Fire Sermon is the first novel by Jamie Quatro, after her acclaimed short story collection, I Want to Show You More. The novel’s main character is Maggie, a comfortably married mother of two. She’s a writer, an academic and a Christian, and her faith is to her not just an hour a week in church but an ongoing, intense emotional and intellectual pursuit.

Maggie’s initially platonic exchange with a poet, James, about spiritual matters gains an erotic charge when they meet in person, and becomes an obsessive affair. Both of them see their infidelity as a terrible sin — which of course makes it all the more irresistible. Its narrative laced with flashbacks, poetry and letters, Fire Sermon follows Maggie as she negotiates her relationships with her husband, her lover and her God.

I Wrote This Book Because I Love You

By Tim Kreider

Simon & Schuster, 206 pages, $26

I Wrote This Book Because I Love You is an essay collection by author (We Learn Nothing) and cartoonist (The Pain: When Will It End?) Tim Kreider.

The theme running through this book’s dozen essays is Kreider’s relationships with women, platonic and romantic, and he recounts them with wonderfully self-deprecating wit and considerable insight.

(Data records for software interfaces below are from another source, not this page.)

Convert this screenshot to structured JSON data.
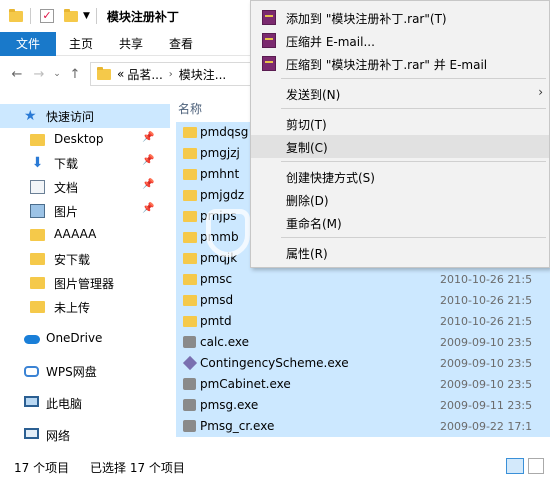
{
  "window": {
    "title": "模块注册补丁"
  },
  "ribbon": {
    "tabs": [
      "文件",
      "主页",
      "共享",
      "查看"
    ]
  },
  "address": {
    "overflow": "«",
    "crumbs": [
      "品茗...",
      "模块注..."
    ]
  },
  "nav_pane": {
    "items": [
      {
        "label": "快速访问",
        "icon": "star-icon",
        "pinned": false
      },
      {
        "label": "Desktop",
        "icon": "folder-icon",
        "pinned": true
      },
      {
        "label": "下载",
        "icon": "download-icon",
        "pinned": true
      },
      {
        "label": "文档",
        "icon": "document-icon",
        "pinned": true
      },
      {
        "label": "图片",
        "icon": "picture-icon",
        "pinned": true
      },
      {
        "label": "AAAAA",
        "icon": "folder-icon",
        "pinned": false
      },
      {
        "label": "安下载",
        "icon": "folder-icon",
        "pinned": false
      },
      {
        "label": "图片管理器",
        "icon": "folder-icon",
        "pinned": false
      },
      {
        "label": "未上传",
        "icon": "folder-icon",
        "pinned": false
      },
      {
        "label": "OneDrive",
        "icon": "cloud-icon",
        "pinned": false
      },
      {
        "label": "WPS网盘",
        "icon": "wps-cloud-icon",
        "pinned": false
      },
      {
        "label": "此电脑",
        "icon": "computer-icon",
        "pinned": false
      },
      {
        "label": "网络",
        "icon": "network-icon",
        "pinned": false
      }
    ]
  },
  "file_list": {
    "column_header": "名称",
    "files": [
      {
        "name": "pmdqsg",
        "date": "",
        "type": "folder"
      },
      {
        "name": "pmgjzj",
        "date": "",
        "type": "folder"
      },
      {
        "name": "pmhnt",
        "date": "",
        "type": "folder"
      },
      {
        "name": "pmjgdz",
        "date": "",
        "type": "folder"
      },
      {
        "name": "pmjps",
        "date": "",
        "type": "folder"
      },
      {
        "name": "pmmb",
        "date": "",
        "type": "folder"
      },
      {
        "name": "pmqjk",
        "date": "",
        "type": "folder"
      },
      {
        "name": "pmsc",
        "date": "2010-10-26 21:5",
        "type": "folder"
      },
      {
        "name": "pmsd",
        "date": "2010-10-26 21:5",
        "type": "folder"
      },
      {
        "name": "pmtd",
        "date": "2010-10-26 21:5",
        "type": "folder"
      },
      {
        "name": "calc.exe",
        "date": "2009-09-10 23:5",
        "type": "exe"
      },
      {
        "name": "ContingencyScheme.exe",
        "date": "2009-09-10 23:5",
        "type": "exe2"
      },
      {
        "name": "pmCabinet.exe",
        "date": "2009-09-10 23:5",
        "type": "exe"
      },
      {
        "name": "pmsg.exe",
        "date": "2009-09-11 23:5",
        "type": "exe"
      },
      {
        "name": "Pmsg_cr.exe",
        "date": "2009-09-22 17:1",
        "type": "exe"
      }
    ]
  },
  "status": {
    "count": "17 个项目",
    "selected": "已选择 17 个项目"
  },
  "context_menu": {
    "items": [
      {
        "label": "添加到 \"模块注册补丁.rar\"(T)",
        "icon": "winrar-icon"
      },
      {
        "label": "压缩并 E-mail...",
        "icon": "winrar-icon"
      },
      {
        "label": "压缩到 \"模块注册补丁.rar\" 并 E-mail",
        "icon": "winrar-icon"
      },
      {
        "label": "发送到(N)",
        "submenu": true
      },
      {
        "label": "剪切(T)"
      },
      {
        "label": "复制(C)",
        "highlighted": true
      },
      {
        "label": "创建快捷方式(S)"
      },
      {
        "label": "删除(D)"
      },
      {
        "label": "重命名(M)"
      },
      {
        "label": "属性(R)"
      }
    ]
  },
  "watermark": {
    "text": "安下载",
    "sub": "anxz.com"
  },
  "colors": {
    "accent": "#1979ca",
    "selection": "#cce8ff",
    "folder": "#f5c94a"
  }
}
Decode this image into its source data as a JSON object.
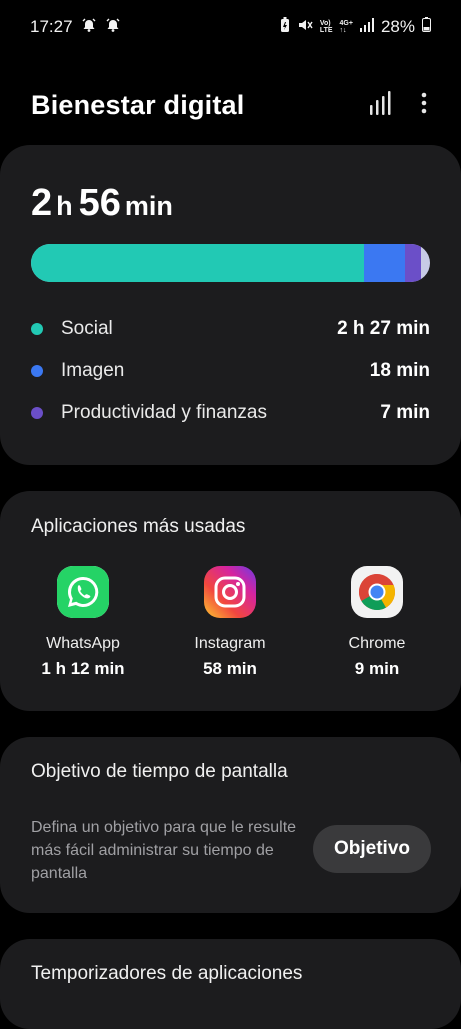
{
  "status_bar": {
    "time": "17:27",
    "battery": "28%",
    "volte": "Vo)",
    "lte": "LTE",
    "network": "4G+"
  },
  "header": {
    "title": "Bienestar digital"
  },
  "usage": {
    "hours": "2",
    "hours_unit": "h",
    "minutes": "56",
    "minutes_unit": "min",
    "categories": [
      {
        "label": "Social",
        "value": "2 h 27 min",
        "color": "#22c9b4",
        "fraction": 0.835
      },
      {
        "label": "Imagen",
        "value": "18 min",
        "color": "#3b78f2",
        "fraction": 0.102
      },
      {
        "label": "Productividad y finanzas",
        "value": "7 min",
        "color": "#6b4fc8",
        "fraction": 0.04
      }
    ],
    "remainder_color": "#c7cbe6"
  },
  "apps": {
    "title": "Aplicaciones más usadas",
    "items": [
      {
        "name": "WhatsApp",
        "time": "1 h 12 min",
        "icon": "whatsapp-icon"
      },
      {
        "name": "Instagram",
        "time": "58 min",
        "icon": "instagram-icon"
      },
      {
        "name": "Chrome",
        "time": "9 min",
        "icon": "chrome-icon"
      }
    ]
  },
  "goal": {
    "title": "Objetivo de tiempo de pantalla",
    "description": "Defina un objetivo para que le resulte más fácil administrar su tiempo de pantalla",
    "button": "Objetivo"
  },
  "timers": {
    "title": "Temporizadores de aplicaciones"
  }
}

Kreider, middle-aged and never married, seems not to have had any ordinary relationships. In "Death-Defying Acts," his friend Annie proposes they get married — not out of any well of emotion, but because she has joined the circus and if they’re married he can ride in the train with her. "Kind of Love" is the story of his affair with a cartoonist groupie who happens to be a prostitute. "Orientation" moves from his recollection of dating a younger woman to a thoughtful, complex (and rueful) consideration of boundaries and of how differently two people can perceive the same relationship.

Among the funniest and most touching of these essays is "A Man and His Cat." The cat in question has many names, but let’s call her the Quetzal. She and Kreider are together for 19 years, the cat outlasting (and sometimes outright driving away) any number of women. When she showed up at his vacation cabin as a kitten, he writes, he decided, "I was not going to be one of those indulgent, doting Cat Guys who lets a pet control his life." But love can catch you by surprise.